However, the following Monday, they learned the hospital contacted Massachusetts Child Protective Services and urged them to file for temporary custody of Elizabeth and admit her to a psych ward at BCH, Wray claims.

The family was told to appear in court Tuesday, October 2, for a custody hearing “based on allegations made by BCH,” the lawyer said in an email sent to supporters.

According to the family’s lawyer, following the hearing, the judge specifically instructed Elizabeth not be moved to the hospital’s locked psych unit, but still granted the state care of the girl.

A few days later, a gag order was placed to bar comments about the case on the internet after parents became outraged.

Controversy surrounding the judge’s alleged decision to grant the state temporary custody of Elizabeth led to a firestorm of complaints on the Children’s Hospital Facebook page, despite a lack of information about what went on in court.

Mothers and fathers of children who have also been diagnosed with the rare disease flooded the hospital’s timeline.

A spokesman from Children’s Hospital said due to federal regulations, he couldn’t discuss Elizabeth’s care, however, he did acknowledge the influx of comments on the hospital’s social media page, and said the hospital does treat PANDAS, contrary to Facebook claims and the family’s remarks.
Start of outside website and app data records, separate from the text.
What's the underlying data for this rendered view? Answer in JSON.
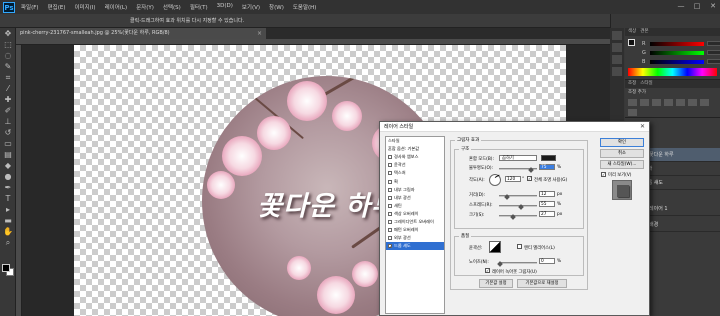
{
  "app": {
    "logo": "Ps",
    "menu": [
      "파일(F)",
      "편집(E)",
      "이미지(I)",
      "레이어(L)",
      "문자(Y)",
      "선택(S)",
      "필터(T)",
      "3D(D)",
      "보기(V)",
      "창(W)",
      "도움말(H)"
    ],
    "window_controls": [
      "—",
      "□",
      "✕"
    ]
  },
  "document": {
    "tab_title": "pink-cherry-231767-smalleah.jpg @ 25%(꽃다운 하루, RGB/8)",
    "tab_close": "×",
    "status_hint": "클릭-드래그하여 효과 위치를 다시 지정할 수 있습니다."
  },
  "canvas": {
    "text": "꽃다운 하루"
  },
  "color_panel": {
    "tabs": [
      "색상",
      "견본"
    ],
    "sliders": [
      {
        "label": "R",
        "color": "#d23c3c"
      },
      {
        "label": "G",
        "color": "#3cb43c"
      },
      {
        "label": "B",
        "color": "#3c5ad2"
      }
    ]
  },
  "adjust_panel": {
    "tabs": [
      "조정",
      "스타일"
    ],
    "title": "조정 추가"
  },
  "layers": [
    {
      "name": "꽃다운 하루",
      "type": "text",
      "selected": true
    },
    {
      "name": "효과",
      "type": "fx",
      "selected": false
    },
    {
      "name": "드롭 섀도",
      "type": "fx-item",
      "selected": false
    },
    {
      "name": "레이어 1",
      "type": "photo",
      "selected": false
    },
    {
      "name": "배경",
      "type": "bg",
      "selected": false
    }
  ],
  "dialog": {
    "title": "레이어 스타일",
    "close": "✕",
    "style_list": [
      {
        "label": "스타일",
        "checkbox": false,
        "selected": false
      },
      {
        "label": "혼합 옵션: 기본값",
        "checkbox": false,
        "selected": false
      },
      {
        "label": "경사와 엠보스",
        "checkbox": true,
        "selected": false
      },
      {
        "label": "윤곽선",
        "checkbox": true,
        "selected": false
      },
      {
        "label": "텍스처",
        "checkbox": true,
        "selected": false
      },
      {
        "label": "획",
        "checkbox": true,
        "selected": false
      },
      {
        "label": "내부 그림자",
        "checkbox": true,
        "selected": false
      },
      {
        "label": "내부 광선",
        "checkbox": true,
        "selected": false
      },
      {
        "label": "새틴",
        "checkbox": true,
        "selected": false
      },
      {
        "label": "색상 오버레이",
        "checkbox": true,
        "selected": false
      },
      {
        "label": "그레이디언트 오버레이",
        "checkbox": true,
        "selected": false
      },
      {
        "label": "패턴 오버레이",
        "checkbox": true,
        "selected": false
      },
      {
        "label": "외부 광선",
        "checkbox": true,
        "selected": false
      },
      {
        "label": "드롭 섀도",
        "checkbox": true,
        "selected": true
      }
    ],
    "section_title": "그림자 효과",
    "structure": {
      "title": "구조",
      "blend_mode_label": "혼합 모드(B):",
      "blend_mode_value": "곱하기",
      "opacity_label": "불투명도(O):",
      "opacity_value": "75",
      "angle_label": "각도(A):",
      "angle_value": "120",
      "global_light_label": "전체 조명 사용(G)",
      "distance_label": "거리(D):",
      "distance_value": "12",
      "spread_label": "스프레드(R):",
      "spread_value": "55",
      "size_label": "크기(S):",
      "size_value": "27",
      "unit_percent": "%",
      "unit_px": "px",
      "unit_degree": "°"
    },
    "quality": {
      "title": "품질",
      "contour_label": "윤곽선:",
      "antialias_label": "앤티 앨리어스(L)",
      "noise_label": "노이즈(N):",
      "noise_value": "0",
      "knockout_label": "레이어 녹아웃 그림자(U)"
    },
    "buttons": {
      "make_default": "기본값 설정",
      "reset_default": "기본값으로 재설정",
      "ok": "확인",
      "cancel": "취소",
      "new_style": "새 스타일(W)...",
      "preview": "미리 보기(V)"
    }
  }
}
“Recent online activity has suggested that Boston Children’s does not consider PANDAS and Pediatric Acute-onset Neuropsychiatric Syndrome (PANS) to be legitimate medical disorders. Boston Children’s takes every patient care situation very seriously and provides a careful and thoughtful diagnosis based on clinical evidence so that every patient gets the treatment he or she needs,” according to a statement from the hospital.  “This includes diagnosing and treating conditions such PANDAS/PANS.”

On Thursday, groups of protesters stood outside of Children’s Hospital on Longwood Avenue holding signs that said “Free Elizabeth Wray,” and handed out pamphlets of information to passerby.

A “Free Elizabeth Wray” Facebook page was also set up, and parents have been showing their support for the family by commenting on the current situation. A petition was also started online and backed by thousands of supporters.

Lynn Johnson, Executive Director of the PANDAS Resource Network, flanked activists trying to raise awareness about the family’s legal battle on Thursday.

“We are talking about the medical needs of a child and putting it in the hands of judges and social workers,” said Johnson, whose daughter gained national attention after her battle with PANDAS went public.

Johnson said protests will continue this week, and over the weekend, as the family waits for answers.

“I am here to offer financial and moral support and hopefully come up with some kind of solution,” she said.

On her blog, Johnson wrote that the outrage Children’s Hospital faced from parents on their Facebook page was a culmination of frustration over difficulties getting their children’s disorder “diagnosed and treated,” and being met by “dismissive attitudes among doctors, struggles over insurance company payments, and mistreatment.”

Wray called the situation with his granddaughter “terrible,” and described Elizabeth as a “multi-talented” girl who played sports and rode horses.

“[Her parents] have spent a lot of years to raise their daughter the best they could,” he said. “She lived an ideal life until she was diagnosed.”

He said he is “not unaware” of the state’s power, but he “is astonished by the lack of scruples of Boston Children’s Hospital.”